Top of MATERIAL TO PROCESS

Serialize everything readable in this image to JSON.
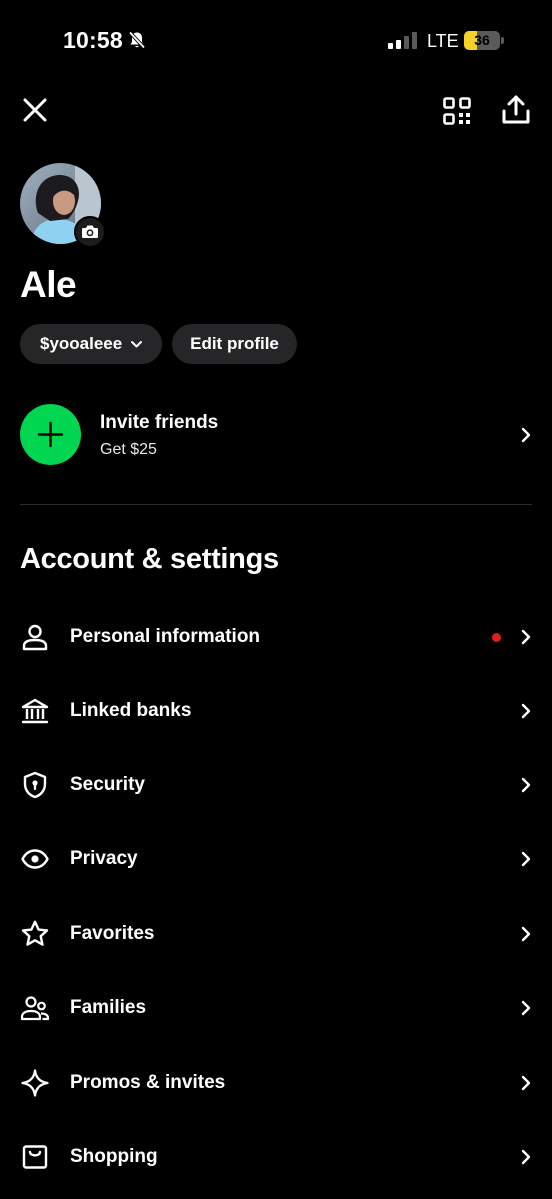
{
  "status_bar": {
    "time": "10:58",
    "network": "LTE",
    "battery_percent": "36",
    "battery_level": 0.36,
    "battery_color": "#f5d228",
    "icons": [
      "bell-slash-icon",
      "cellular-signal-icon",
      "battery-icon"
    ]
  },
  "top_bar": {
    "icons": [
      "close-icon",
      "qr-code-icon",
      "share-icon"
    ]
  },
  "profile": {
    "name": "Ale",
    "cashtag": "$yooaleee",
    "edit_label": "Edit profile",
    "icons": [
      "avatar-photo",
      "camera-icon",
      "chevron-down-icon"
    ]
  },
  "invite": {
    "title": "Invite friends",
    "subtitle": "Get $25",
    "accent_color": "#00d64f",
    "icon": "plus-icon"
  },
  "settings": {
    "section_title": "Account & settings",
    "items": [
      {
        "label": "Personal information",
        "icon": "person-icon",
        "notification": true
      },
      {
        "label": "Linked banks",
        "icon": "bank-icon"
      },
      {
        "label": "Security",
        "icon": "shield-icon"
      },
      {
        "label": "Privacy",
        "icon": "eye-icon"
      },
      {
        "label": "Favorites",
        "icon": "star-icon"
      },
      {
        "label": "Families",
        "icon": "family-icon"
      },
      {
        "label": "Promos & invites",
        "icon": "sparkle-icon"
      },
      {
        "label": "Shopping",
        "icon": "shopping-bag-icon"
      }
    ],
    "notification_color": "#e21d1d"
  }
}
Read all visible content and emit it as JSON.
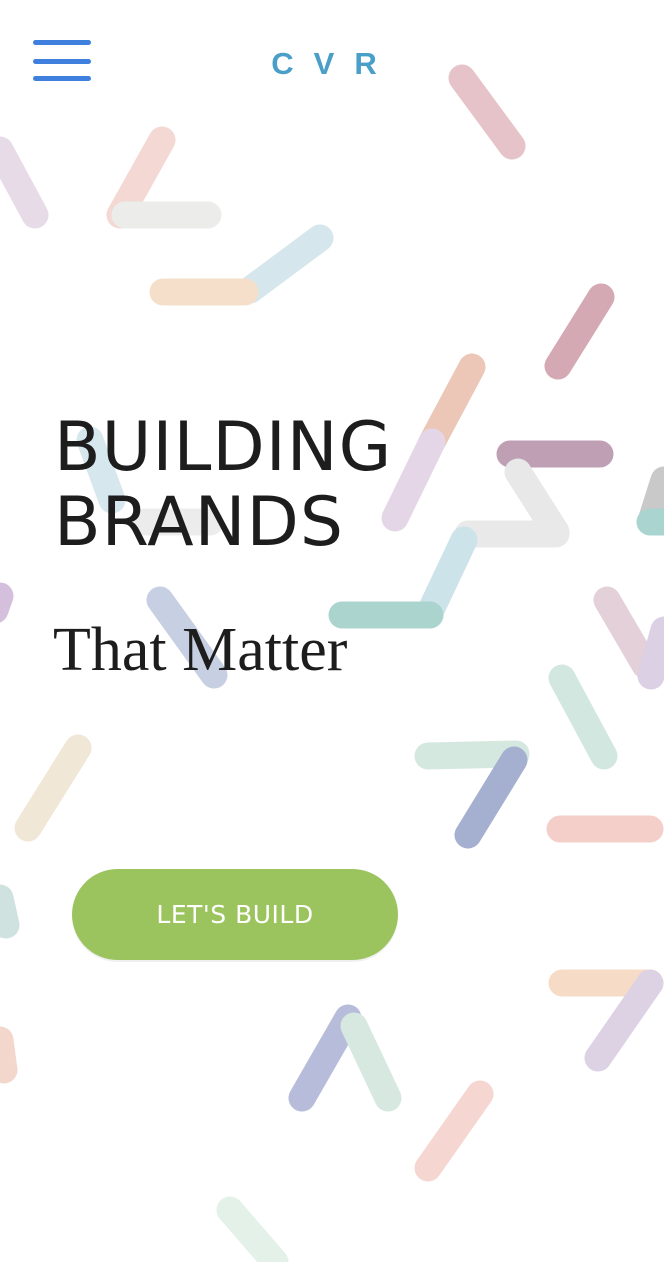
{
  "header": {
    "menu_icon": "hamburger-menu-icon",
    "logo_text": "CVR",
    "logo_color": "#4a9fc8",
    "menu_color": "#3f7fde"
  },
  "hero": {
    "headline_line1": "BUILDING",
    "headline_line2": "BRANDS",
    "subheadline": "That Matter",
    "cta_label": "LET'S BUILD",
    "cta_color": "#9bc45e"
  },
  "background": {
    "pattern": "decorative-confetti-strokes",
    "palette": [
      "#e8c3c3",
      "#cfe2ea",
      "#f4d9c0",
      "#b98b9d",
      "#d3d3d3",
      "#a9cfcc",
      "#b3bcd8",
      "#efe3cc",
      "#cfe5df",
      "#f3c7c0",
      "#dccde3"
    ]
  }
}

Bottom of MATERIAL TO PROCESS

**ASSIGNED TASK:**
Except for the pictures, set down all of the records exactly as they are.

**ANSWER FOR THE TASK:**
Serialize everything readable in this image to JSON.
{
  "status_bar": {
    "time": "10:58",
    "network": "LTE",
    "battery_percent": "36",
    "battery_level": 0.36,
    "battery_color": "#f5d228",
    "icons": [
      "bell-slash-icon",
      "cellular-signal-icon",
      "battery-icon"
    ]
  },
  "top_bar": {
    "icons": [
      "close-icon",
      "qr-code-icon",
      "share-icon"
    ]
  },
  "profile": {
    "name": "Ale",
    "cashtag": "$yooaleee",
    "edit_label": "Edit profile",
    "icons": [
      "avatar-photo",
      "camera-icon",
      "chevron-down-icon"
    ]
  },
  "invite": {
    "title": "Invite friends",
    "subtitle": "Get $25",
    "accent_color": "#00d64f",
    "icon": "plus-icon"
  },
  "settings": {
    "section_title": "Account & settings",
    "items": [
      {
        "label": "Personal information",
        "icon": "person-icon",
        "notification": true
      },
      {
        "label": "Linked banks",
        "icon": "bank-icon"
      },
      {
        "label": "Security",
        "icon": "shield-icon"
      },
      {
        "label": "Privacy",
        "icon": "eye-icon"
      },
      {
        "label": "Favorites",
        "icon": "star-icon"
      },
      {
        "label": "Families",
        "icon": "family-icon"
      },
      {
        "label": "Promos & invites",
        "icon": "sparkle-icon"
      },
      {
        "label": "Shopping",
        "icon": "shopping-bag-icon"
      }
    ],
    "notification_color": "#e21d1d"
  }
}
Read all visible content and emit it as JSON.
{
  "header": {
    "menu_icon": "hamburger-menu-icon",
    "logo_text": "CVR",
    "logo_color": "#4a9fc8",
    "menu_color": "#3f7fde"
  },
  "hero": {
    "headline_line1": "BUILDING",
    "headline_line2": "BRANDS",
    "subheadline": "That Matter",
    "cta_label": "LET'S BUILD",
    "cta_color": "#9bc45e"
  },
  "background": {
    "pattern": "decorative-confetti-strokes",
    "palette": [
      "#e8c3c3",
      "#cfe2ea",
      "#f4d9c0",
      "#b98b9d",
      "#d3d3d3",
      "#a9cfcc",
      "#b3bcd8",
      "#efe3cc",
      "#cfe5df",
      "#f3c7c0",
      "#dccde3"
    ]
  }
}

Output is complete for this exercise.